## [WORK REQUIRED]
Carry none of the pictures over; write out the complete data exactly.

## [DATA TO PROCESS]
▼

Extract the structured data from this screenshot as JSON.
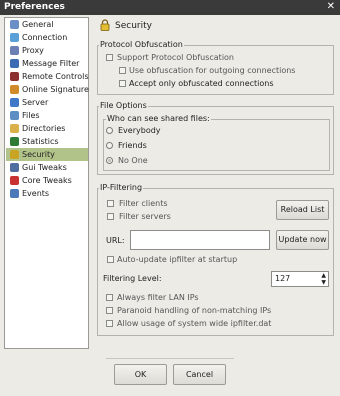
{
  "window": {
    "title": "Preferences",
    "close_glyph": "✕"
  },
  "sidebar": {
    "items": [
      {
        "label": "General",
        "icon": "wrench-icon",
        "color": "#6a8fc7"
      },
      {
        "label": "Connection",
        "icon": "plug-icon",
        "color": "#5aa0d8"
      },
      {
        "label": "Proxy",
        "icon": "proxy-icon",
        "color": "#6c7fb5"
      },
      {
        "label": "Message Filter",
        "icon": "filter-icon",
        "color": "#3b6bb2"
      },
      {
        "label": "Remote Controls",
        "icon": "remote-icon",
        "color": "#8c3030"
      },
      {
        "label": "Online Signature",
        "icon": "signature-icon",
        "color": "#d08a2a"
      },
      {
        "label": "Server",
        "icon": "server-icon",
        "color": "#3f78c8"
      },
      {
        "label": "Files",
        "icon": "files-icon",
        "color": "#5c8fc3"
      },
      {
        "label": "Directories",
        "icon": "folder-icon",
        "color": "#d9b04a"
      },
      {
        "label": "Statistics",
        "icon": "statistics-icon",
        "color": "#2f7a35"
      },
      {
        "label": "Security",
        "icon": "lock-icon",
        "color": "#c9a423"
      },
      {
        "label": "Gui Tweaks",
        "icon": "gui-tweaks-icon",
        "color": "#4f6d9e"
      },
      {
        "label": "Core Tweaks",
        "icon": "core-tweaks-icon",
        "color": "#c83232"
      },
      {
        "label": "Events",
        "icon": "events-icon",
        "color": "#4a78b8"
      }
    ],
    "selected": "Security"
  },
  "header": {
    "title": "Security"
  },
  "protocol_obfuscation": {
    "title": "Protocol Obfuscation",
    "support": "Support Protocol Obfuscation",
    "outgoing": "Use obfuscation for outgoing connections",
    "accept_only": "Accept only obfuscated connections"
  },
  "file_options": {
    "title": "File Options",
    "shared_title": "Who can see shared files:",
    "everybody": "Everybody",
    "friends": "Friends",
    "no_one": "No One"
  },
  "ip_filtering": {
    "title": "IP-Filtering",
    "filter_clients": "Filter clients",
    "filter_servers": "Filter servers",
    "reload_list": "Reload List",
    "url_label": "URL:",
    "url_value": "",
    "update_now": "Update now",
    "auto_update": "Auto-update ipfilter at startup",
    "level_label": "Filtering Level:",
    "level_value": "127",
    "always_lan": "Always filter LAN IPs",
    "paranoid": "Paranoid handling of non-matching IPs",
    "system_wide": "Allow usage of system wide ipfilter.dat"
  },
  "footer": {
    "ok": "OK",
    "cancel": "Cancel"
  }
}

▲

## [RESULT BELOW]
Extract the structured data from this screenshot as JSON.
{
  "window": {
    "title": "Preferences",
    "close_glyph": "✕"
  },
  "sidebar": {
    "items": [
      {
        "label": "General",
        "icon": "wrench-icon",
        "color": "#6a8fc7"
      },
      {
        "label": "Connection",
        "icon": "plug-icon",
        "color": "#5aa0d8"
      },
      {
        "label": "Proxy",
        "icon": "proxy-icon",
        "color": "#6c7fb5"
      },
      {
        "label": "Message Filter",
        "icon": "filter-icon",
        "color": "#3b6bb2"
      },
      {
        "label": "Remote Controls",
        "icon": "remote-icon",
        "color": "#8c3030"
      },
      {
        "label": "Online Signature",
        "icon": "signature-icon",
        "color": "#d08a2a"
      },
      {
        "label": "Server",
        "icon": "server-icon",
        "color": "#3f78c8"
      },
      {
        "label": "Files",
        "icon": "files-icon",
        "color": "#5c8fc3"
      },
      {
        "label": "Directories",
        "icon": "folder-icon",
        "color": "#d9b04a"
      },
      {
        "label": "Statistics",
        "icon": "statistics-icon",
        "color": "#2f7a35"
      },
      {
        "label": "Security",
        "icon": "lock-icon",
        "color": "#c9a423"
      },
      {
        "label": "Gui Tweaks",
        "icon": "gui-tweaks-icon",
        "color": "#4f6d9e"
      },
      {
        "label": "Core Tweaks",
        "icon": "core-tweaks-icon",
        "color": "#c83232"
      },
      {
        "label": "Events",
        "icon": "events-icon",
        "color": "#4a78b8"
      }
    ],
    "selected": "Security"
  },
  "header": {
    "title": "Security"
  },
  "protocol_obfuscation": {
    "title": "Protocol Obfuscation",
    "support": "Support Protocol Obfuscation",
    "outgoing": "Use obfuscation for outgoing connections",
    "accept_only": "Accept only obfuscated connections"
  },
  "file_options": {
    "title": "File Options",
    "shared_title": "Who can see shared files:",
    "everybody": "Everybody",
    "friends": "Friends",
    "no_one": "No One"
  },
  "ip_filtering": {
    "title": "IP-Filtering",
    "filter_clients": "Filter clients",
    "filter_servers": "Filter servers",
    "reload_list": "Reload List",
    "url_label": "URL:",
    "url_value": "",
    "update_now": "Update now",
    "auto_update": "Auto-update ipfilter at startup",
    "level_label": "Filtering Level:",
    "level_value": "127",
    "always_lan": "Always filter LAN IPs",
    "paranoid": "Paranoid handling of non-matching IPs",
    "system_wide": "Allow usage of system wide ipfilter.dat"
  },
  "footer": {
    "ok": "OK",
    "cancel": "Cancel"
  }
}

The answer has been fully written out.